(ENTRIES SHOWN)

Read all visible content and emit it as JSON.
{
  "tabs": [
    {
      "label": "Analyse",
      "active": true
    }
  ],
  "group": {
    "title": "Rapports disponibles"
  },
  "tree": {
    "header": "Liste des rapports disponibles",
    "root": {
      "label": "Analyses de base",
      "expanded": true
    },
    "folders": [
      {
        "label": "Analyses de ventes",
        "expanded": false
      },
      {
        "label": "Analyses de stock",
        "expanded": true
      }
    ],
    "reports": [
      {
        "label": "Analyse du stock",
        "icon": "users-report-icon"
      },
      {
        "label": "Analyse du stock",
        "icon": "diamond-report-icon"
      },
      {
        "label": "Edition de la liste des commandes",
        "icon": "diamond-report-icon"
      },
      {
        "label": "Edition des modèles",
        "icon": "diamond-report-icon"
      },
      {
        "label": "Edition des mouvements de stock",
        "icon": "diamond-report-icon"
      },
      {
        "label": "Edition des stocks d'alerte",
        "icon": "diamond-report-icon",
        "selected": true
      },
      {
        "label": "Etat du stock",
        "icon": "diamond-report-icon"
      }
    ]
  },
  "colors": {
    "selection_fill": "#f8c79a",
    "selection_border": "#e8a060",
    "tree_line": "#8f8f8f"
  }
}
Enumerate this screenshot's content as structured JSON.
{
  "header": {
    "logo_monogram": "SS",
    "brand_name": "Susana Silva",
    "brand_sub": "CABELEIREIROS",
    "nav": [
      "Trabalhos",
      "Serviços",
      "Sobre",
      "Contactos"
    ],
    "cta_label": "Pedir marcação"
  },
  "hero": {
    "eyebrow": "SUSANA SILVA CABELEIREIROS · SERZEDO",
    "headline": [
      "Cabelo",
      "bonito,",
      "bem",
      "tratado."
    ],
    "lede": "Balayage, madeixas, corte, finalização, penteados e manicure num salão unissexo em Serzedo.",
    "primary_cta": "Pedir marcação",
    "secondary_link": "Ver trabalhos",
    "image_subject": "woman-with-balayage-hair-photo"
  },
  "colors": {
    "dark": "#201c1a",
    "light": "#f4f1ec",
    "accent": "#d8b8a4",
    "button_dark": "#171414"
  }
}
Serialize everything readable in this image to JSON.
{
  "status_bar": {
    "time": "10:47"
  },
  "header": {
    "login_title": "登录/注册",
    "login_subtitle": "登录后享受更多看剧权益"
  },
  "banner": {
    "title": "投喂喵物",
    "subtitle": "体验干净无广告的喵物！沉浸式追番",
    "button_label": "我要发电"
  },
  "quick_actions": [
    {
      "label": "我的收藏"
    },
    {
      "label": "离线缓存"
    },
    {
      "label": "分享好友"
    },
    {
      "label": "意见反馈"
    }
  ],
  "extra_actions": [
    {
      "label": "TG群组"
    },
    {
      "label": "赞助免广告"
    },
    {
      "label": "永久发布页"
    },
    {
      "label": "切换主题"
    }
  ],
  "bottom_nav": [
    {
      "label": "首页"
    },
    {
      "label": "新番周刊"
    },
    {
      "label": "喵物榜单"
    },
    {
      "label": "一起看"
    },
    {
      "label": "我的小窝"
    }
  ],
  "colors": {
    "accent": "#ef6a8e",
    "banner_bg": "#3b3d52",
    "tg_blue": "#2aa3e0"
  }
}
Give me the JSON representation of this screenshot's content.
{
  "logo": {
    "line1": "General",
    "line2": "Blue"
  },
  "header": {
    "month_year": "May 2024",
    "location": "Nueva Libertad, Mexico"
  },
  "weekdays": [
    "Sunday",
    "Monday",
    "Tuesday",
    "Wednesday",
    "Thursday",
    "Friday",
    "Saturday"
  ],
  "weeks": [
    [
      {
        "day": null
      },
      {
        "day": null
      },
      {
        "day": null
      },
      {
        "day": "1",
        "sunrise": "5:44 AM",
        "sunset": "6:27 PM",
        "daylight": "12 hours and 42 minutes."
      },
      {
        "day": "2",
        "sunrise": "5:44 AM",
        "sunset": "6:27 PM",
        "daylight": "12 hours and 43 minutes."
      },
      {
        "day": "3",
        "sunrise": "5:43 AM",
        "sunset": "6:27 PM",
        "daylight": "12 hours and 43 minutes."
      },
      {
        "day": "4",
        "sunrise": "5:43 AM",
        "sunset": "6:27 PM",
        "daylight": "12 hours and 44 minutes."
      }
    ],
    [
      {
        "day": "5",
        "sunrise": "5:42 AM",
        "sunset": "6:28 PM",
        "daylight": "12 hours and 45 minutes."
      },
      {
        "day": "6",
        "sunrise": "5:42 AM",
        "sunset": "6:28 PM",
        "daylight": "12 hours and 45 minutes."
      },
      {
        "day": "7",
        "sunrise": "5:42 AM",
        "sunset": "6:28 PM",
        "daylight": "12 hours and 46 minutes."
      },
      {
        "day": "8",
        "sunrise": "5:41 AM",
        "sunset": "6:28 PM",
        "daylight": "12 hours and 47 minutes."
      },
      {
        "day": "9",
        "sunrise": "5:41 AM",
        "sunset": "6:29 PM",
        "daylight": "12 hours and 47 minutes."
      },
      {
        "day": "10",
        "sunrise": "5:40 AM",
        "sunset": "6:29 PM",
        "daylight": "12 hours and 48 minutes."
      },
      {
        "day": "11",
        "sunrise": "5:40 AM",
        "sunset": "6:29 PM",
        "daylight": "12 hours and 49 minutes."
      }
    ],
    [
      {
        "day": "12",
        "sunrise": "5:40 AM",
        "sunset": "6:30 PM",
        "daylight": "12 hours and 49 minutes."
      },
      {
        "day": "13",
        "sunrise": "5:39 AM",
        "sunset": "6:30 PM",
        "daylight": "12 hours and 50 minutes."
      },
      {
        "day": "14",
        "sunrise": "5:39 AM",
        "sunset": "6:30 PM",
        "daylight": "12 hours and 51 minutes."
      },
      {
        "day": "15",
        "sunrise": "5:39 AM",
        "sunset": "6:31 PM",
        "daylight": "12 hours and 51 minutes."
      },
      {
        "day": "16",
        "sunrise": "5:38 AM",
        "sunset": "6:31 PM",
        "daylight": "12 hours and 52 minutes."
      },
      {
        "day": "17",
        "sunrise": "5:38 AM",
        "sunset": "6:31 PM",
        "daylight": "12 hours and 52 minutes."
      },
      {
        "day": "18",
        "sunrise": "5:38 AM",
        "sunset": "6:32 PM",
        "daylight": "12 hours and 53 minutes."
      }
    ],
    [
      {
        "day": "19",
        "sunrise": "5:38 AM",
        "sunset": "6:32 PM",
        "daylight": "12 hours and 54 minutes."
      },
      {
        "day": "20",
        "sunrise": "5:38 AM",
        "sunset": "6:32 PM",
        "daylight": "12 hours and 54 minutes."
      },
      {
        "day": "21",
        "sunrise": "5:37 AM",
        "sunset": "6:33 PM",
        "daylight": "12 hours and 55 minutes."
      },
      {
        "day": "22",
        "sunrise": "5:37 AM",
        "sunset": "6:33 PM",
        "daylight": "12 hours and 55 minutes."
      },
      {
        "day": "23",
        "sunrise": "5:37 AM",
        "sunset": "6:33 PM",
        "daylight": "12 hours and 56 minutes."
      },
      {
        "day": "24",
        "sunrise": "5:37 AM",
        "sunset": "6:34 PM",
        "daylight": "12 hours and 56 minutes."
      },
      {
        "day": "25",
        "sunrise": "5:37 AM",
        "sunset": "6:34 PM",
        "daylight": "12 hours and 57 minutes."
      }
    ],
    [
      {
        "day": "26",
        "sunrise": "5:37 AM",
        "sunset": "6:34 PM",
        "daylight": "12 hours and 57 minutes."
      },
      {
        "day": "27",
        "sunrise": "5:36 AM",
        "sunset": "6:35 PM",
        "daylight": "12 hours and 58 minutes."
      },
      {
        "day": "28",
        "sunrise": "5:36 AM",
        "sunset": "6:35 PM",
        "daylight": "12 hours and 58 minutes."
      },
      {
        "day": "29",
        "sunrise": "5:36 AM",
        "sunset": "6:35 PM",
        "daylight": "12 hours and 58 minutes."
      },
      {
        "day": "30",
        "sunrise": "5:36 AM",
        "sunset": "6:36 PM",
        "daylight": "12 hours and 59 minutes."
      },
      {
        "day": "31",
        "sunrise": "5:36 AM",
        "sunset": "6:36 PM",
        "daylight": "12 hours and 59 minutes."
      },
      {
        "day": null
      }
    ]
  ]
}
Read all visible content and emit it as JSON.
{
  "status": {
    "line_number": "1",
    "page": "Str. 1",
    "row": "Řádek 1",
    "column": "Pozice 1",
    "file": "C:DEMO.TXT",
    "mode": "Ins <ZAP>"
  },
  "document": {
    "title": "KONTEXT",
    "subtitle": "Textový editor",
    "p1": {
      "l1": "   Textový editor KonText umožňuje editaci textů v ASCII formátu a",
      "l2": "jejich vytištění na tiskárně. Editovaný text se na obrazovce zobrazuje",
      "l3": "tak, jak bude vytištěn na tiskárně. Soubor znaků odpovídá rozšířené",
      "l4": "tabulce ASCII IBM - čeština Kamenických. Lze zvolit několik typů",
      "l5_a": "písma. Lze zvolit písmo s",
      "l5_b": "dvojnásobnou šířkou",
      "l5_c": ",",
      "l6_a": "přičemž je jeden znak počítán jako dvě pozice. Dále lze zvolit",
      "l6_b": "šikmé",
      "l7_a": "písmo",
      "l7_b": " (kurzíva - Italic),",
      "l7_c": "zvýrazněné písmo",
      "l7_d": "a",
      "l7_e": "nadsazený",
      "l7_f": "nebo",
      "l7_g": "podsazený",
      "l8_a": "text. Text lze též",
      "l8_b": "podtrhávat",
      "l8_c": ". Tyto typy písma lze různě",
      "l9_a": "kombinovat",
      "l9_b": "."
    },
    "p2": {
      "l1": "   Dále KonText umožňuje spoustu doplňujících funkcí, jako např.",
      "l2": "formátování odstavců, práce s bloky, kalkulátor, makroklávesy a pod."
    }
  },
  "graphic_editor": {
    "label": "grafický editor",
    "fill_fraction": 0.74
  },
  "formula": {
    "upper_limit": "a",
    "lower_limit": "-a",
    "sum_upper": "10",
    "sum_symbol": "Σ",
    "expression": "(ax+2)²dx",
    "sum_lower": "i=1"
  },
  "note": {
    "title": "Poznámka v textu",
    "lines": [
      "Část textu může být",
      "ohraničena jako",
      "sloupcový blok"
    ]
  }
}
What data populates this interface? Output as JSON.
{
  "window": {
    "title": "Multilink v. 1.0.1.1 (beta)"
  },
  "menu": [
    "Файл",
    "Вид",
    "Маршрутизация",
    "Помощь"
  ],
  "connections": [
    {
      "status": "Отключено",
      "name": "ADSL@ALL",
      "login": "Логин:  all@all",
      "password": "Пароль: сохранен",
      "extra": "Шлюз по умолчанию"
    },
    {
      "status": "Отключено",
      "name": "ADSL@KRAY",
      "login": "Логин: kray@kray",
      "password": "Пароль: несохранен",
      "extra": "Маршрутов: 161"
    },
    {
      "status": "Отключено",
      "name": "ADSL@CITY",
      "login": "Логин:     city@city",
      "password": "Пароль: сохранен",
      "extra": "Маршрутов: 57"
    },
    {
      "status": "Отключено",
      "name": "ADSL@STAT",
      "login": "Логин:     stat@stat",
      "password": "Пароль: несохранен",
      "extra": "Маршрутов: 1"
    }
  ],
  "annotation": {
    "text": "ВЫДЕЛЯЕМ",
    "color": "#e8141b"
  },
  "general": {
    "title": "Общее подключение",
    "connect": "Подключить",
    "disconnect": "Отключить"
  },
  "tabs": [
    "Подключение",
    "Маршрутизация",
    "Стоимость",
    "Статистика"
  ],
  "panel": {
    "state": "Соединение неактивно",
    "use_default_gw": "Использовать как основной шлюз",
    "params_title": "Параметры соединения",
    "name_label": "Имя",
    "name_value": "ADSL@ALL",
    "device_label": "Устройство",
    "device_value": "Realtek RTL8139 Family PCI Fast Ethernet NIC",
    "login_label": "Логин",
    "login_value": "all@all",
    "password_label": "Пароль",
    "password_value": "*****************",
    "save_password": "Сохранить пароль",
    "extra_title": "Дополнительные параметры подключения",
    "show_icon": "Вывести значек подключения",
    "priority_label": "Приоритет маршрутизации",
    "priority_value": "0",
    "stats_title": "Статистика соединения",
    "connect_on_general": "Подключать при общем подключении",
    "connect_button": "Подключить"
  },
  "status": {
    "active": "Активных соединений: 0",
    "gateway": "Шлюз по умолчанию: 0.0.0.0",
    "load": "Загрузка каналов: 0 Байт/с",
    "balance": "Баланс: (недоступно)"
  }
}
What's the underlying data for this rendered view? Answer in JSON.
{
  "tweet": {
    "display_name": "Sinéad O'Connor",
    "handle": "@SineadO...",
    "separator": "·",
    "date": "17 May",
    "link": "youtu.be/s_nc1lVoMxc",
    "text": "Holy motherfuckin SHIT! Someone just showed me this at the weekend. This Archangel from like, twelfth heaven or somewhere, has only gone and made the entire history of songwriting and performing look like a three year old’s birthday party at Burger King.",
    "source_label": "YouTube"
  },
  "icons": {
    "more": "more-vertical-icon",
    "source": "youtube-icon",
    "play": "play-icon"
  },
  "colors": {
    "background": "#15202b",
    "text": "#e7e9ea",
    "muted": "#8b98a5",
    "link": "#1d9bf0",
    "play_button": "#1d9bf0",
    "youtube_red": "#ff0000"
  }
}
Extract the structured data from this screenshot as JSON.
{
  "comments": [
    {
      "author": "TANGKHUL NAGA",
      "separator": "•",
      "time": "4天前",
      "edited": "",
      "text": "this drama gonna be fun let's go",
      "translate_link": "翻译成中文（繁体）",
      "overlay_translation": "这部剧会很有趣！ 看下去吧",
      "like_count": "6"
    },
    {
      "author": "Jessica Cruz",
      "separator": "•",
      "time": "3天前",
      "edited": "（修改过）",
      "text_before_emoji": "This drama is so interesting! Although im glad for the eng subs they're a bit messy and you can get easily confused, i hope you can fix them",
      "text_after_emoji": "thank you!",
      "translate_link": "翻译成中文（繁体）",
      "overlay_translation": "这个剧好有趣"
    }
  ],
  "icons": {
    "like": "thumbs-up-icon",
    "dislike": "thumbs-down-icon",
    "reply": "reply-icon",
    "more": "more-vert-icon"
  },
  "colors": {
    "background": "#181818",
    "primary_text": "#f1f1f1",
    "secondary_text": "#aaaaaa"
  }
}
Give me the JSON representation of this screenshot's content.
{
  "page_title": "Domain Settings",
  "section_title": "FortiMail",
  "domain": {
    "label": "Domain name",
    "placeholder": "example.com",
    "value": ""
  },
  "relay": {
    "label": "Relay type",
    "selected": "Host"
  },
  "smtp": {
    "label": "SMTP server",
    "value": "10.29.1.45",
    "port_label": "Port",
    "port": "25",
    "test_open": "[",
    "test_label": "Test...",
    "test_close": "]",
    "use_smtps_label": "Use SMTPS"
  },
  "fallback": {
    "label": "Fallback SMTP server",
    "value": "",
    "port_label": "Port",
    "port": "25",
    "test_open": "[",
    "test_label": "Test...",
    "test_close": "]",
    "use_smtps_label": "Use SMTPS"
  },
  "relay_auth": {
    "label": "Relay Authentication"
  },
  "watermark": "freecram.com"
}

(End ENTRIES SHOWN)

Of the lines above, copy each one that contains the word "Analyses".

**YOUR SOLUTION**
      "label": "Analyses de base",
        "label": "Analyses de ventes",
        "label": "Analyses de stock",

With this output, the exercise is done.